Exercise:
Your task is to restate the data word for word.

Records for this exercise START

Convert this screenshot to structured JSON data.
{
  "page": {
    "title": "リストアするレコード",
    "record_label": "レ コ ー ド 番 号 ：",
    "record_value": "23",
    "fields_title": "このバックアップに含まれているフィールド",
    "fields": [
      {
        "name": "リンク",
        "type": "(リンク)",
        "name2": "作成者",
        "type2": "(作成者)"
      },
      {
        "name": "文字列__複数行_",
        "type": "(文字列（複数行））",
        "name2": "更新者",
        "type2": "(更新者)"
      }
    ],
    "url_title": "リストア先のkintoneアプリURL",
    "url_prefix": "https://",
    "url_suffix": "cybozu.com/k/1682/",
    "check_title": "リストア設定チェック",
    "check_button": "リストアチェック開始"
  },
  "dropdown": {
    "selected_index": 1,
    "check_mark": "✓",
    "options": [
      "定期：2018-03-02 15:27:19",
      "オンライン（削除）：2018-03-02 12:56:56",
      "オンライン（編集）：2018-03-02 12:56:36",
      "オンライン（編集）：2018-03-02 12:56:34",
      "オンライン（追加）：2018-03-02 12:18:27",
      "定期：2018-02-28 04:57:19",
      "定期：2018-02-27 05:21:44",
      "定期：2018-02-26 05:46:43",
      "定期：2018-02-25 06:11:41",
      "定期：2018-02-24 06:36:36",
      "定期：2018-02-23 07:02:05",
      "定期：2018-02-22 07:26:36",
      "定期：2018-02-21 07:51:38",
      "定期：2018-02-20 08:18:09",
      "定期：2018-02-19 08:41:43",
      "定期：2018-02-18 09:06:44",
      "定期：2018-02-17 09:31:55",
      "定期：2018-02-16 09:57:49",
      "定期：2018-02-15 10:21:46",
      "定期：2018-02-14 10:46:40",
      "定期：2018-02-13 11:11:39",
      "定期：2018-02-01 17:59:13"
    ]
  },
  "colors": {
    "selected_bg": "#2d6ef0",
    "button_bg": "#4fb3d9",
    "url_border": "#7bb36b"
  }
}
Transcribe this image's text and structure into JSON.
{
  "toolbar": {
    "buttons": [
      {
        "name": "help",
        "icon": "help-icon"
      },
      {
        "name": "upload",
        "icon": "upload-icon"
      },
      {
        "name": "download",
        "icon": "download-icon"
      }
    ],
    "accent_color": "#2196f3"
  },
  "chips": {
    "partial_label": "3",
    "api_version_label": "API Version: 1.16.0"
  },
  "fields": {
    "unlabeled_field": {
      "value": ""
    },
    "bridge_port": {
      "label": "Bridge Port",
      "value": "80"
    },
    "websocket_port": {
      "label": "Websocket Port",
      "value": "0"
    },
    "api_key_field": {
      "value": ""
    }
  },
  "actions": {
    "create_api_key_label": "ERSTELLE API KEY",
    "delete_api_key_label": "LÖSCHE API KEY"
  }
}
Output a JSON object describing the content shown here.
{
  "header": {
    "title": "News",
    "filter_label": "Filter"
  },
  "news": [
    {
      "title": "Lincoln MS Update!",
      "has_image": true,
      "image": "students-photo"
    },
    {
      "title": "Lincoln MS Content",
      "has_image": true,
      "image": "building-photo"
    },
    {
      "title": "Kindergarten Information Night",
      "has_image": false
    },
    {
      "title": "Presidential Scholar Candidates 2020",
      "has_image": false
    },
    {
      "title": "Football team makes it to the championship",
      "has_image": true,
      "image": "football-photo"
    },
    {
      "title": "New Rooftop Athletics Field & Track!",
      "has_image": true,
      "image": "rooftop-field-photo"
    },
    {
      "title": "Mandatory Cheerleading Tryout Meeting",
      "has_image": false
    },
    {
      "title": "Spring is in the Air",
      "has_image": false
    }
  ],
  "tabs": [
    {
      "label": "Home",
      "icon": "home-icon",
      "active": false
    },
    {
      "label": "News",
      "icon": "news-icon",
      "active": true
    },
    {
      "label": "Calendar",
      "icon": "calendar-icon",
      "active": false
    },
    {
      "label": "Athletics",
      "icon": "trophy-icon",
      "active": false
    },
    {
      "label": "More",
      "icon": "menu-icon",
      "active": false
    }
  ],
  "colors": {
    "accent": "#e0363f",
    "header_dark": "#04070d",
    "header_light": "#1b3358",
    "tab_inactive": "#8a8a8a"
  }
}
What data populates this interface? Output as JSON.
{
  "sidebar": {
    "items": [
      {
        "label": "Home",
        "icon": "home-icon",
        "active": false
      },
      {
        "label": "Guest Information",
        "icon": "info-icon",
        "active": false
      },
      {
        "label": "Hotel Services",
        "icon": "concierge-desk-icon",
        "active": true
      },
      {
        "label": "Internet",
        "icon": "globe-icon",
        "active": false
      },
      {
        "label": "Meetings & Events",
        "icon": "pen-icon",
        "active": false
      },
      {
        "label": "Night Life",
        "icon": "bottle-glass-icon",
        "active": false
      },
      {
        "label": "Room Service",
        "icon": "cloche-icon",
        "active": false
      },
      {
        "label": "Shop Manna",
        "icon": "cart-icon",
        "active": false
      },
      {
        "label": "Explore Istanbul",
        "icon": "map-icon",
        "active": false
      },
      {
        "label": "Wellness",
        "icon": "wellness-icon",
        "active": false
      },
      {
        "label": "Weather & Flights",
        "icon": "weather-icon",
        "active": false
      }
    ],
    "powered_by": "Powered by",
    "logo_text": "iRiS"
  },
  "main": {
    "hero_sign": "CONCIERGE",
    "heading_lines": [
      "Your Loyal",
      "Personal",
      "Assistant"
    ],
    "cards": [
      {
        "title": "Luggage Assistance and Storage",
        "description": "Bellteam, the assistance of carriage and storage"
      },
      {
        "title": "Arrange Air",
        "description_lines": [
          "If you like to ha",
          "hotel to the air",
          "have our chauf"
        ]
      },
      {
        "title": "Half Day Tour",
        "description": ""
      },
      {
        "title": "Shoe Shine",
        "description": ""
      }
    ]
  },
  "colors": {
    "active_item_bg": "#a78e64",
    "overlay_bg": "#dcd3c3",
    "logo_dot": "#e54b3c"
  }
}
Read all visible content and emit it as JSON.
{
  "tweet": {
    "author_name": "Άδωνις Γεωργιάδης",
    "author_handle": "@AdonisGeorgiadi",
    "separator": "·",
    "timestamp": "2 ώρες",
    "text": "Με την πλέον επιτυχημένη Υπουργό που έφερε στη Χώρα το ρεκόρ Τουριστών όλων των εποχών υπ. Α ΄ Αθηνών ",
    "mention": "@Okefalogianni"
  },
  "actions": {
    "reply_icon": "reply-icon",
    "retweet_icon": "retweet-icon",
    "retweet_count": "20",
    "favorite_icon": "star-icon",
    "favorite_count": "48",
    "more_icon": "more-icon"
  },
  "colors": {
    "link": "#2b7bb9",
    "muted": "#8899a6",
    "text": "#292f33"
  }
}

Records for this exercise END

Answer box:
Convert this screenshot to structured JSON data.
{
  "page": {
    "title": "リストアするレコード",
    "record_label": "レ コ ー ド 番 号 ：",
    "record_value": "23",
    "fields_title": "このバックアップに含まれているフィールド",
    "fields": [
      {
        "name": "リンク",
        "type": "(リンク)",
        "name2": "作成者",
        "type2": "(作成者)"
      },
      {
        "name": "文字列__複数行_",
        "type": "(文字列（複数行））",
        "name2": "更新者",
        "type2": "(更新者)"
      }
    ],
    "url_title": "リストア先のkintoneアプリURL",
    "url_prefix": "https://",
    "url_suffix": "cybozu.com/k/1682/",
    "check_title": "リストア設定チェック",
    "check_button": "リストアチェック開始"
  },
  "dropdown": {
    "selected_index": 1,
    "check_mark": "✓",
    "options": [
      "定期：2018-03-02 15:27:19",
      "オンライン（削除）：2018-03-02 12:56:56",
      "オンライン（編集）：2018-03-02 12:56:36",
      "オンライン（編集）：2018-03-02 12:56:34",
      "オンライン（追加）：2018-03-02 12:18:27",
      "定期：2018-02-28 04:57:19",
      "定期：2018-02-27 05:21:44",
      "定期：2018-02-26 05:46:43",
      "定期：2018-02-25 06:11:41",
      "定期：2018-02-24 06:36:36",
      "定期：2018-02-23 07:02:05",
      "定期：2018-02-22 07:26:36",
      "定期：2018-02-21 07:51:38",
      "定期：2018-02-20 08:18:09",
      "定期：2018-02-19 08:41:43",
      "定期：2018-02-18 09:06:44",
      "定期：2018-02-17 09:31:55",
      "定期：2018-02-16 09:57:49",
      "定期：2018-02-15 10:21:46",
      "定期：2018-02-14 10:46:40",
      "定期：2018-02-13 11:11:39",
      "定期：2018-02-01 17:59:13"
    ]
  },
  "colors": {
    "selected_bg": "#2d6ef0",
    "button_bg": "#4fb3d9",
    "url_border": "#7bb36b"
  }
}
Transcribe this image's text and structure into JSON.
{
  "toolbar": {
    "buttons": [
      {
        "name": "help",
        "icon": "help-icon"
      },
      {
        "name": "upload",
        "icon": "upload-icon"
      },
      {
        "name": "download",
        "icon": "download-icon"
      }
    ],
    "accent_color": "#2196f3"
  },
  "chips": {
    "partial_label": "3",
    "api_version_label": "API Version: 1.16.0"
  },
  "fields": {
    "unlabeled_field": {
      "value": ""
    },
    "bridge_port": {
      "label": "Bridge Port",
      "value": "80"
    },
    "websocket_port": {
      "label": "Websocket Port",
      "value": "0"
    },
    "api_key_field": {
      "value": ""
    }
  },
  "actions": {
    "create_api_key_label": "ERSTELLE API KEY",
    "delete_api_key_label": "LÖSCHE API KEY"
  }
}
Output a JSON object describing the content shown here.
{
  "header": {
    "title": "News",
    "filter_label": "Filter"
  },
  "news": [
    {
      "title": "Lincoln MS Update!",
      "has_image": true,
      "image": "students-photo"
    },
    {
      "title": "Lincoln MS Content",
      "has_image": true,
      "image": "building-photo"
    },
    {
      "title": "Kindergarten Information Night",
      "has_image": false
    },
    {
      "title": "Presidential Scholar Candidates 2020",
      "has_image": false
    },
    {
      "title": "Football team makes it to the championship",
      "has_image": true,
      "image": "football-photo"
    },
    {
      "title": "New Rooftop Athletics Field & Track!",
      "has_image": true,
      "image": "rooftop-field-photo"
    },
    {
      "title": "Mandatory Cheerleading Tryout Meeting",
      "has_image": false
    },
    {
      "title": "Spring is in the Air",
      "has_image": false
    }
  ],
  "tabs": [
    {
      "label": "Home",
      "icon": "home-icon",
      "active": false
    },
    {
      "label": "News",
      "icon": "news-icon",
      "active": true
    },
    {
      "label": "Calendar",
      "icon": "calendar-icon",
      "active": false
    },
    {
      "label": "Athletics",
      "icon": "trophy-icon",
      "active": false
    },
    {
      "label": "More",
      "icon": "menu-icon",
      "active": false
    }
  ],
  "colors": {
    "accent": "#e0363f",
    "header_dark": "#04070d",
    "header_light": "#1b3358",
    "tab_inactive": "#8a8a8a"
  }
}
What data populates this interface? Output as JSON.
{
  "sidebar": {
    "items": [
      {
        "label": "Home",
        "icon": "home-icon",
        "active": false
      },
      {
        "label": "Guest Information",
        "icon": "info-icon",
        "active": false
      },
      {
        "label": "Hotel Services",
        "icon": "concierge-desk-icon",
        "active": true
      },
      {
        "label": "Internet",
        "icon": "globe-icon",
        "active": false
      },
      {
        "label": "Meetings & Events",
        "icon": "pen-icon",
        "active": false
      },
      {
        "label": "Night Life",
        "icon": "bottle-glass-icon",
        "active": false
      },
      {
        "label": "Room Service",
        "icon": "cloche-icon",
        "active": false
      },
      {
        "label": "Shop Manna",
        "icon": "cart-icon",
        "active": false
      },
      {
        "label": "Explore Istanbul",
        "icon": "map-icon",
        "active": false
      },
      {
        "label": "Wellness",
        "icon": "wellness-icon",
        "active": false
      },
      {
        "label": "Weather & Flights",
        "icon": "weather-icon",
        "active": false
      }
    ],
    "powered_by": "Powered by",
    "logo_text": "iRiS"
  },
  "main": {
    "hero_sign": "CONCIERGE",
    "heading_lines": [
      "Your Loyal",
      "Personal",
      "Assistant"
    ],
    "cards": [
      {
        "title": "Luggage Assistance and Storage",
        "description": "Bellteam, the assistance of carriage and storage"
      },
      {
        "title": "Arrange Air",
        "description_lines": [
          "If you like to ha",
          "hotel to the air",
          "have our chauf"
        ]
      },
      {
        "title": "Half Day Tour",
        "description": ""
      },
      {
        "title": "Shoe Shine",
        "description": ""
      }
    ]
  },
  "colors": {
    "active_item_bg": "#a78e64",
    "overlay_bg": "#dcd3c3",
    "logo_dot": "#e54b3c"
  }
}
Read all visible content and emit it as JSON.
{
  "tweet": {
    "author_name": "Άδωνις Γεωργιάδης",
    "author_handle": "@AdonisGeorgiadi",
    "separator": "·",
    "timestamp": "2 ώρες",
    "text": "Με την πλέον επιτυχημένη Υπουργό που έφερε στη Χώρα το ρεκόρ Τουριστών όλων των εποχών υπ. Α ΄ Αθηνών ",
    "mention": "@Okefalogianni"
  },
  "actions": {
    "reply_icon": "reply-icon",
    "retweet_icon": "retweet-icon",
    "retweet_count": "20",
    "favorite_icon": "star-icon",
    "favorite_count": "48",
    "more_icon": "more-icon"
  },
  "colors": {
    "link": "#2b7bb9",
    "muted": "#8899a6",
    "text": "#292f33"
  }
}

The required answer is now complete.